**Directions for this task:**
Take every line in the entries that includes the word "subtitle" and copy it.

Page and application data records

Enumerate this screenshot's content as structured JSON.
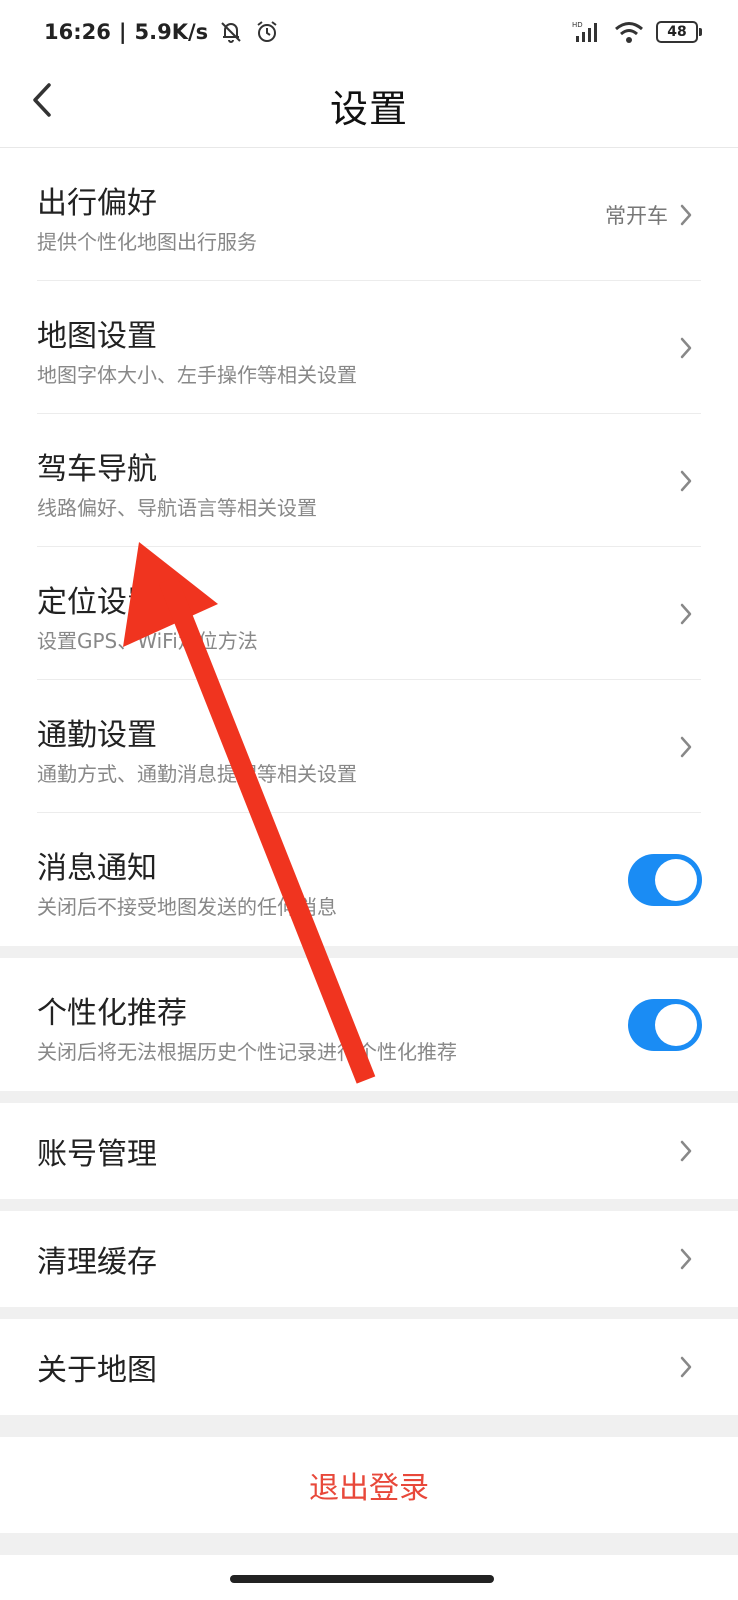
{
  "status_bar": {
    "time": "16:26",
    "separator": "|",
    "net_speed": "5.9K/s",
    "battery": "48",
    "icons": [
      "mute-bell-icon",
      "alarm-icon",
      "hd-signal-icon",
      "wifi-icon",
      "battery-icon"
    ]
  },
  "header": {
    "title": "设置",
    "back_icon": "chevron-left-icon"
  },
  "settings": [
    {
      "title": "出行偏好",
      "subtitle": "提供个性化地图出行服务",
      "value": "常开车",
      "control": "chevron"
    },
    {
      "title": "地图设置",
      "subtitle": "地图字体大小、左手操作等相关设置",
      "control": "chevron"
    },
    {
      "title": "驾车导航",
      "subtitle": "线路偏好、导航语言等相关设置",
      "control": "chevron"
    },
    {
      "title": "定位设置",
      "subtitle": "设置GPS、WiFi定位方法",
      "control": "chevron"
    },
    {
      "title": "通勤设置",
      "subtitle": "通勤方式、通勤消息提醒等相关设置",
      "control": "chevron"
    },
    {
      "title": "消息通知",
      "subtitle": "关闭后不接受地图发送的任何消息",
      "control": "toggle",
      "on": true
    }
  ],
  "personalized": {
    "title": "个性化推荐",
    "subtitle": "关闭后将无法根据历史个性记录进行个性化推荐",
    "control": "toggle",
    "on": true
  },
  "simple_items": [
    {
      "title": "账号管理"
    },
    {
      "title": "清理缓存"
    },
    {
      "title": "关于地图"
    }
  ],
  "logout": {
    "label": "退出登录"
  },
  "colors": {
    "accent": "#1a8cf4",
    "logout": "#e8483a",
    "annotation_arrow": "#f0341f",
    "section_gap": "#f0f0f0"
  }
}
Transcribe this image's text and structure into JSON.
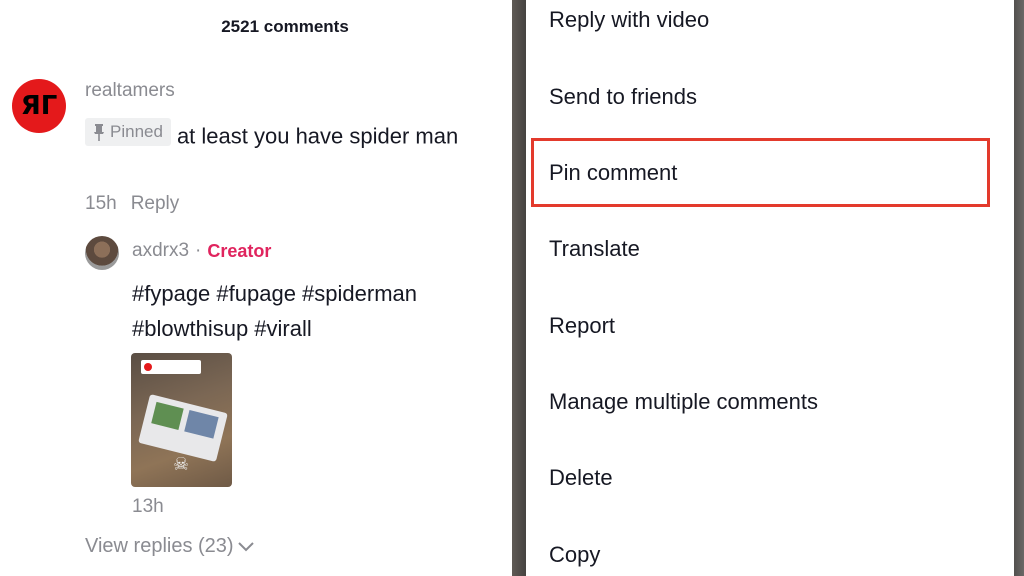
{
  "comments_header": "2521 comments",
  "comment": {
    "avatar_glyph": "ЯГ",
    "username": "realtamers",
    "pinned_label": "Pinned",
    "text": "at least you have spider man",
    "time": "15h",
    "reply_label": "Reply"
  },
  "reply": {
    "username": "axdrx3",
    "separator": "·",
    "creator_label": "Creator",
    "text": " #fypage #fupage #spiderman #blowthisup #virall",
    "time": "13h"
  },
  "view_replies": "View replies (23)",
  "menu": {
    "items": [
      "Reply with video",
      "Send to friends",
      "Pin comment",
      "Translate",
      "Report",
      "Manage multiple comments",
      "Delete",
      "Copy"
    ],
    "highlighted": "Pin comment"
  },
  "colors": {
    "highlight_border": "#e33a2c",
    "creator": "#e0245e",
    "avatar_bg": "#e4191b"
  },
  "icons": [
    "pin-icon",
    "chevron-down-icon"
  ]
}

**Written answer:**
      "subtitle": "提供个性化地图出行服务",
      "subtitle": "地图字体大小、左手操作等相关设置",
      "subtitle": "线路偏好、导航语言等相关设置",
      "subtitle": "设置GPS、WiFi定位方法",
      "subtitle": "通勤方式、通勤消息提醒等相关设置",
      "subtitle": "关闭后不接受地图发送的任何消息",
    "subtitle": "关闭后将无法根据历史个性记录进行个性化推荐",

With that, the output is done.